To say that TrueCar, Inc. (NASDAQ:TRUE) has seen its share of ups and downs since its underwhelming IPO in 2014 would be the understatement of the year. TrueCar's founder stepped down after a couple of quarters of brutal earnings meltdowns in 2015, executives jumped ship for greener pastures, and then Chip Perry took over and 2016 became an impressive rebound story. If investors were brave enough to hang on during the ride, 2016 brought some relief in the form of a 35% year-to-date gain, with the stock up more than 74% in the past six months alone -- but can that continue in 2017?
The short answer: It sure can
While TrueCar's business still faces challenges and hurdles, including a peaking new-vehicle sales market in the U.S., there has been monumental progress made in 2016. First, there is the renewed partnership between TrueCar and America's largest dealership group, AutoNation (NYSE:AN). AutoNation and TrueCar's ended partnership signaled how bad things were between TrueCar and its dealership network in general, and that was quickly reflected in its dissolving earnings during 2015.

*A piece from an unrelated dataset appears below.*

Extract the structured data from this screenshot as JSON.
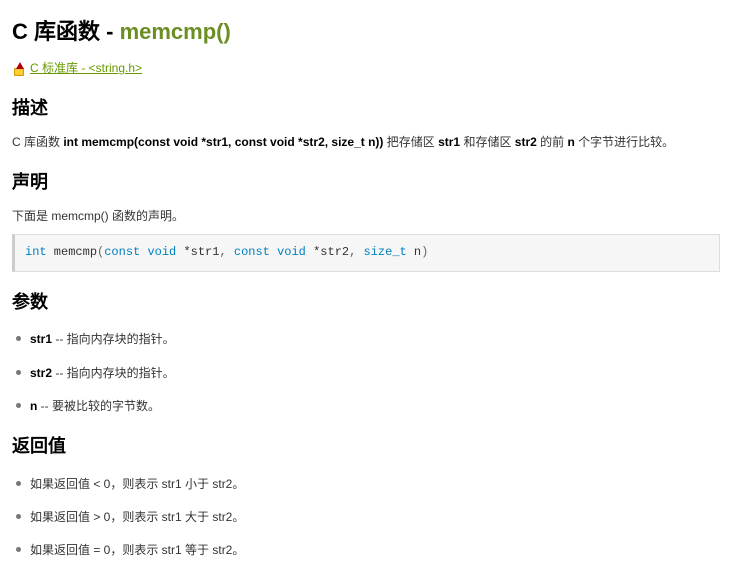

Fortunately, Perry's top goal when he came on board was to mend these relationships with his "Pledge to Dealers." The plan was to end the commoditization of dealerships on TrueCar's website that had them competing on price alone, and enable them to better market their vehicles with better pictures, videos, and more impactful descriptions. TrueCar also relaxed its data policies, wiping customer information that had not been matched to a purchase after 90 days so that dealerships wouldn't get charged for a TrueCar consumer who had logged on years ago and then separately purchased a vehicle much later.
Those improvements, among many others, helped refresh TrueCar's relationship with dealers and brought AutoNation back to the partnership discussion table. Initially, the renewed partnership covered 55 of AutoNation's dealerships, and then expanded quickly to a fully renewed partnership covering all of AutoNation's more than 260 dealerships.
The renewed partnership with AutoNation was a good sign for TrueCar's potential to continue its rebound next year, but look at just how impressive its rebound has been with revenue per dealership.
The key thing investors want to see in the graph above is sequential improvements in dealership counts and revenue per dealership. Look at the third quarter of 2015: Revenue per dealership spikes solely because the dealership count declined. But when the number of dealerships rises and revenue per dealership also expands, it means TrueCar has been more effective at funneling consumers from its website into purchases at dealerships -- and that's good business.
Speaking of good business, look what that's done for its earnings:
And we can't forget that TrueCar's unique visitors metric hit an all-time high of 7.6 million during the third quarter, blowing away its previous high of 6.7 million. All in all, it's no surprise that TrueCar's beaten-down stock has surged over the past six months. But if the past six months have proven anything, it's that the company is certainly back on track and performing very well.
That alone means it can continue its climb in 2017 despite pressure from peaking new-vehicle auto sales. But make no mistake that the company must continue to execute, because being a middleman between consumers and dealership groups is much easier said than done -- just ask anyone who held shares in 2015.